breach of public duty was dismissed without prejudice via a consent order. In that same consent order, Virani was dismissed a a defendant.
 GAA also sought summary judgment as to the oral agreements on an additional ground. Specifically, GAA argued that because HB 487 required all rental agreements for Class B machines to be in writing, the oral agreements became void on the day HB 487 went into effect.
 GAA argues that appellants have waived any claim that HB 487 is unconstitutional because they failed to raise that claim in the court below in response to GAA's motion for partial summary judgment. The appellants, however, are not challenging the constitutionality of HB 487. Rather, they are asserting that the trial court erred in applying the statute to the contracts at issue soas to destroy them, because such an interpretation would render HB [*28] 487 unconstitutional as to preexisting contracts providing for a Class B machine revenue split of other than 50/50. In other words, appellants are arguing that the trial court's order created a question as to the constitutionality of HB 487.
 The Railroad Commission is now known as the Public Service Commission.
See Georgia Public Service Commission v. Atlanta Gas Light Co., 205 Ga. 863, 870
[#x2011]871 (1) (55 SE2d 618) (1949).
 "In 1978, the legislature exempted coin-operated amusement machines which awarded a player with up to 15 free replays from the definition of agambling device. Ga. L.1978, p. 1779. Thirteen years later, the machines were permitted to reward a player with noncash prizes, toys and novelties, having a wholesale value of less than $5. Ga. L.1991, p. 1398. In 1996, the cap on free
replays was removed and players were permitted to win noncash 'merchandise' and 'gift certificates' not exceeding a wholesale value of $5. Ga. L.1996, p. 309. In 1999, the reward system was expanded to authorize combinations of free replays, merchandise, toys, gift certificates, novelties, points, vouchers and tickets. Ga. L.1999, p. 1224."
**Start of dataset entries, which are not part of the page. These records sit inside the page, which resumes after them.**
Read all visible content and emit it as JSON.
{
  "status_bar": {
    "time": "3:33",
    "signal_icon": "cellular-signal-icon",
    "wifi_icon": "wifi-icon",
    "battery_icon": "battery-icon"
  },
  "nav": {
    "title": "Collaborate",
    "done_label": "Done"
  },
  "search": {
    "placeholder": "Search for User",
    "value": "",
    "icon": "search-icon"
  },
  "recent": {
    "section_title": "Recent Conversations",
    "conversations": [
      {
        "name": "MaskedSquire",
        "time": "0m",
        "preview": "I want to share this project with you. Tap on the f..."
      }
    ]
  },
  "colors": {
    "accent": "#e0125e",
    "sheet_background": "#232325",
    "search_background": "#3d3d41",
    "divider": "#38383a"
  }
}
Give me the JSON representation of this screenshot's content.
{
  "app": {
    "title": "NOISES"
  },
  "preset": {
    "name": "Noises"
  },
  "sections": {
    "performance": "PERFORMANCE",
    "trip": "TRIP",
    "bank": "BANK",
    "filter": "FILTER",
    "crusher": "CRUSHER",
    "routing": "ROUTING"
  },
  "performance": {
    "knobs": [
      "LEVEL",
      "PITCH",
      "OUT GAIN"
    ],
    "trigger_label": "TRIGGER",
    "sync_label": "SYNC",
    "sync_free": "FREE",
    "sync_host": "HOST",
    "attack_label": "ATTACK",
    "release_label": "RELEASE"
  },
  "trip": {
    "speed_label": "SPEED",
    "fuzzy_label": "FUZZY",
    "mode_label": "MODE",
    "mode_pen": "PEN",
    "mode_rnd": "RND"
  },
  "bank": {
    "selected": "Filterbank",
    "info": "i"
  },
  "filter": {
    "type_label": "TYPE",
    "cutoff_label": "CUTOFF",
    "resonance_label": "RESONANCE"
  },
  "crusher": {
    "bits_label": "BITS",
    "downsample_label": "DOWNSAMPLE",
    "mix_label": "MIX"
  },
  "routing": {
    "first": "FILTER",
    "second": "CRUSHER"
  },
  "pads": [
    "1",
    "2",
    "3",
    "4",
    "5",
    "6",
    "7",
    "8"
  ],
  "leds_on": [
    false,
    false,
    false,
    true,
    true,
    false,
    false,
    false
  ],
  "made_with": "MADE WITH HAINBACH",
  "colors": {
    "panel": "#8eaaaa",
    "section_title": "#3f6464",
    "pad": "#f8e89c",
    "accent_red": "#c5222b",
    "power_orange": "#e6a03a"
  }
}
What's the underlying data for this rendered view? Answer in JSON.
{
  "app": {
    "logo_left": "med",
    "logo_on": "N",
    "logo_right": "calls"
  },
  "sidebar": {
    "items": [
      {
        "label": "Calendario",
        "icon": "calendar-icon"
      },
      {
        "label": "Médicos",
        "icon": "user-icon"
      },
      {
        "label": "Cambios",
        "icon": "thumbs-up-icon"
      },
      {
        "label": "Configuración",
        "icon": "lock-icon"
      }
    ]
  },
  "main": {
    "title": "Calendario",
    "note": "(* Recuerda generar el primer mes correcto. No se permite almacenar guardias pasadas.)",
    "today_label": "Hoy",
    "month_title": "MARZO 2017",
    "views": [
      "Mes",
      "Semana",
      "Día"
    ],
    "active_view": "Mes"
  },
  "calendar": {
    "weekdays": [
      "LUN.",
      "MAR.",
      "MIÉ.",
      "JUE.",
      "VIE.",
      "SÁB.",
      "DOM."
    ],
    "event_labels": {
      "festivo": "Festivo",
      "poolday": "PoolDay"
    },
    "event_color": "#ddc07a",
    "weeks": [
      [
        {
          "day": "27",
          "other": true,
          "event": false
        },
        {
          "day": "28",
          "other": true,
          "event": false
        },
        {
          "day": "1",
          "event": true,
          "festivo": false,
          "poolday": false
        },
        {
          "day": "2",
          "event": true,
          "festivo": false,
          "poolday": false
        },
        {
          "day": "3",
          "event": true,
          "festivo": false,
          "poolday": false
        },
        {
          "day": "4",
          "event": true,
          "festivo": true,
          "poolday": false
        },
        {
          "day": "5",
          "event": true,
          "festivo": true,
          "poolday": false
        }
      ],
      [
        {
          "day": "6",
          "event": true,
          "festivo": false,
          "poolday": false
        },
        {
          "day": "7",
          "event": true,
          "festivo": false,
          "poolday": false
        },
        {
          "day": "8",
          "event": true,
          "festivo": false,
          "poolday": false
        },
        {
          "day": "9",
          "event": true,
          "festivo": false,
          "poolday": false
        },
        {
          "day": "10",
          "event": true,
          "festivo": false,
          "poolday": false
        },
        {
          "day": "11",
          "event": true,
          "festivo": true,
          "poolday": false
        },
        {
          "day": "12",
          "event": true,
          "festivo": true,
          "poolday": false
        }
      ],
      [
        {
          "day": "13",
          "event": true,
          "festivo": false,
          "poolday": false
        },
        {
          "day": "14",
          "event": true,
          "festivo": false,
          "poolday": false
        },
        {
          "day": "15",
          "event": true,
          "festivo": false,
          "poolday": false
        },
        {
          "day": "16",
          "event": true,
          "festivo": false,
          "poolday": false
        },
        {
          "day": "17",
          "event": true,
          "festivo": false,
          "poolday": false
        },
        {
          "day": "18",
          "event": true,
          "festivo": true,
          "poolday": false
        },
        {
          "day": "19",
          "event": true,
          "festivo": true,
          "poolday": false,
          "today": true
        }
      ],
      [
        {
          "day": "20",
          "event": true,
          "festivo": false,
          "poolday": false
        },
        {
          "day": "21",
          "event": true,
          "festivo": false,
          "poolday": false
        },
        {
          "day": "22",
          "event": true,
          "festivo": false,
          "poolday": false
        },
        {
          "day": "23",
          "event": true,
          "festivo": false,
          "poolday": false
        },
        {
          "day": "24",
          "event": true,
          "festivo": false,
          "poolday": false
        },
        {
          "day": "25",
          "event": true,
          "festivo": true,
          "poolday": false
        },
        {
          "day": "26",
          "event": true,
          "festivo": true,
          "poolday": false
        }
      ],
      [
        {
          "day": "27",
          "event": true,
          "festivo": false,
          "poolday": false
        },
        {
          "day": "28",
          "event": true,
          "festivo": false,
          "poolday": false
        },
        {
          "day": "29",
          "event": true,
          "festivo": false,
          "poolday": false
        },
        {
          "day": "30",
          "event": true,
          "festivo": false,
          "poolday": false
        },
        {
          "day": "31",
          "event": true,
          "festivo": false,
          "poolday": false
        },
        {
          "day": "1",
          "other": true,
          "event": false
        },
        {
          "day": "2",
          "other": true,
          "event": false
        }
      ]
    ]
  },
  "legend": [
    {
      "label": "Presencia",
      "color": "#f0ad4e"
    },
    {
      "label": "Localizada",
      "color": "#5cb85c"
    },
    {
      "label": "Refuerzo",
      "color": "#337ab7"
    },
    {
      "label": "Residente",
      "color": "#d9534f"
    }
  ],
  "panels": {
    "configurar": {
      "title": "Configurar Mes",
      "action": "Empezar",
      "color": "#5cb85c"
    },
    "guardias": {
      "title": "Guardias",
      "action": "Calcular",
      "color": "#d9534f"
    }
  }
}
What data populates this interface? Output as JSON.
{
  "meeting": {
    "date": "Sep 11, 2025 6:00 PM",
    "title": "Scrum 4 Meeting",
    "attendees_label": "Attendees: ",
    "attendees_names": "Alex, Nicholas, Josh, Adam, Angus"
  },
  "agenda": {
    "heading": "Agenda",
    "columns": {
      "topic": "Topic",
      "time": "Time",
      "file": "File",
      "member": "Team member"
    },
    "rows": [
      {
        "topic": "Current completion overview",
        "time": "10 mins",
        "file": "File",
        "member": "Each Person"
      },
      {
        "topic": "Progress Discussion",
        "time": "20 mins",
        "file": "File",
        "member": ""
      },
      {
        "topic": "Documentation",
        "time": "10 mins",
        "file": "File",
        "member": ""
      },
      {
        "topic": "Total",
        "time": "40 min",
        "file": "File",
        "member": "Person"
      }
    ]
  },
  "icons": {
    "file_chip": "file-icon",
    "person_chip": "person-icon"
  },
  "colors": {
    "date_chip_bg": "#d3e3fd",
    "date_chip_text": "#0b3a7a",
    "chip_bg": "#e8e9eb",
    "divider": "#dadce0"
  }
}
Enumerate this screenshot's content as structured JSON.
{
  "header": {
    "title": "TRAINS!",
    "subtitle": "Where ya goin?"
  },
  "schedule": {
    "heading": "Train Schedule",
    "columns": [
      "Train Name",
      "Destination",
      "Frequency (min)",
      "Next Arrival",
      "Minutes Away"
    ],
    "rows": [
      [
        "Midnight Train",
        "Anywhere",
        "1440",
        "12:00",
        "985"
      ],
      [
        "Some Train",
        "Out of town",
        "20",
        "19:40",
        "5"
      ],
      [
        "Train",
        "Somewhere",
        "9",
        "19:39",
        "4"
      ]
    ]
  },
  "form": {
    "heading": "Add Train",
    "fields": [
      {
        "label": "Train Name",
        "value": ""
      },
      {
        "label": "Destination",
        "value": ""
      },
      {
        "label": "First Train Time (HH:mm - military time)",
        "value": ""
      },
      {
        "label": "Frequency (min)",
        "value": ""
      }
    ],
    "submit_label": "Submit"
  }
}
Old South Amusements, 275 Ga. at 279 (3), n. 8. Additionally, in 2001 the legislature adopted the Video Poker Act, which outlawed as "gambling devices" a wide variety of video games which had been used previously [*29] in the coin-operated amusement machine business. See OCGA § 16-12-20; OCGA § 16-12-35; OCGA § 48-17-1 (2001). Thus, there were at least five significant legislative changes in the regulation of coin-operated amusement machines over an approximately 15-year period.